The cloud of SO2 emanating from the Holuhraun eruption is moving both further west and further south.
The Icelandic Met Office reports that the SO2 from the Holuhraun eruption has already spread over a large portion of the country. Currently, it covers a large portion of central Iceland, extending northwest to Blönduós and east across northern Vatnajökull.
Tomorrow, however, the distribution of SO2 is forecast to look a lot like the above illustration. As can be seen, the SO2 is spreading, and extending further south and west, and reaching the southeast coast.
However, bear in mind that SO2 levels are not distributed evenly across this area. This map shows the different gradations of SO2 concentrations. By hovering your mouse over the dates and times in the right margin (“fimm” meaning Thursday and “fös” meaning Friday), you can see the movement and the concentrations of SO2, which are colour-coded in the following way: Góð (Good), Viðunandi (Satisfactory), Varasöm (Questionable), Mjög óhollt (Very unhealthy) and Hættuástand (Dangerous).

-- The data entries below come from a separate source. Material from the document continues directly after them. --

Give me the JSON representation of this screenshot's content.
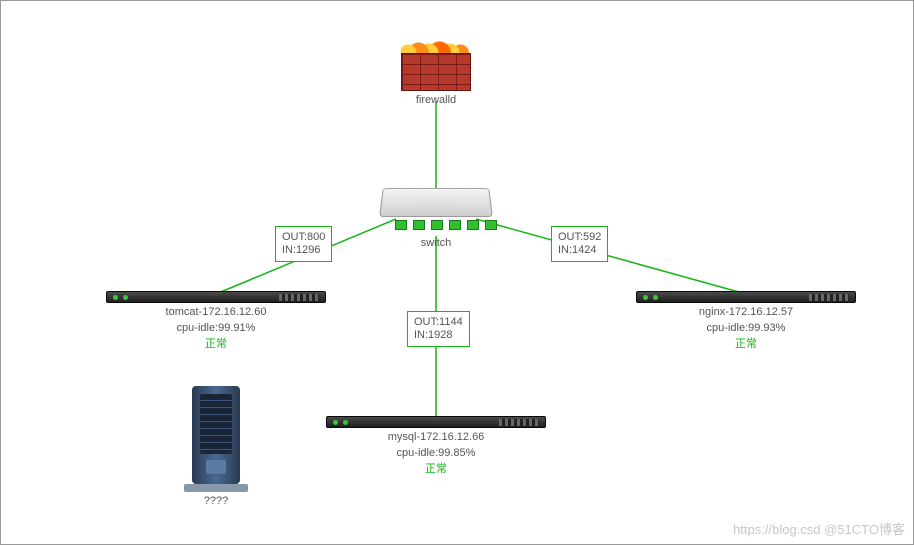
{
  "nodes": {
    "firewall": {
      "label": "firewalld"
    },
    "switch": {
      "label": "switch"
    },
    "tomcat": {
      "title": "tomcat-172.16.12.60",
      "cpu": "cpu-idle:99.91%",
      "status": "正常"
    },
    "nginx": {
      "title": "nginx-172.16.12.57",
      "cpu": "cpu-idle:99.93%",
      "status": "正常"
    },
    "mysql": {
      "title": "mysql-172.16.12.66",
      "cpu": "cpu-idle:99.85%",
      "status": "正常"
    },
    "unknown": {
      "label": "????"
    }
  },
  "links": {
    "sw_tomcat": {
      "out": "OUT:800",
      "in": "IN:1296"
    },
    "sw_nginx": {
      "out": "OUT:592",
      "in": "IN:1424"
    },
    "sw_mysql": {
      "out": "OUT:1144",
      "in": "IN:1928"
    }
  },
  "watermark": "https://blog.csd @51CTO博客",
  "chart_data": {
    "type": "diagram",
    "title": "",
    "nodes": [
      {
        "id": "firewalld",
        "type": "firewall",
        "label": "firewalld"
      },
      {
        "id": "switch",
        "type": "switch",
        "label": "switch"
      },
      {
        "id": "tomcat",
        "type": "server",
        "label": "tomcat-172.16.12.60",
        "cpu_idle_pct": 99.91,
        "status": "正常"
      },
      {
        "id": "nginx",
        "type": "server",
        "label": "nginx-172.16.12.57",
        "cpu_idle_pct": 99.93,
        "status": "正常"
      },
      {
        "id": "mysql",
        "type": "server",
        "label": "mysql-172.16.12.66",
        "cpu_idle_pct": 99.85,
        "status": "正常"
      },
      {
        "id": "unknown",
        "type": "server-tower",
        "label": "????"
      }
    ],
    "edges": [
      {
        "from": "firewalld",
        "to": "switch"
      },
      {
        "from": "switch",
        "to": "tomcat",
        "out": 800,
        "in": 1296
      },
      {
        "from": "switch",
        "to": "nginx",
        "out": 592,
        "in": 1424
      },
      {
        "from": "switch",
        "to": "mysql",
        "out": 1144,
        "in": 1928
      }
    ]
  }
}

The Grapevine advises readers to refer to the map with gradations before travelling in the countryside, to be sure that SO2 levels for the dates and times of your destinations are safe.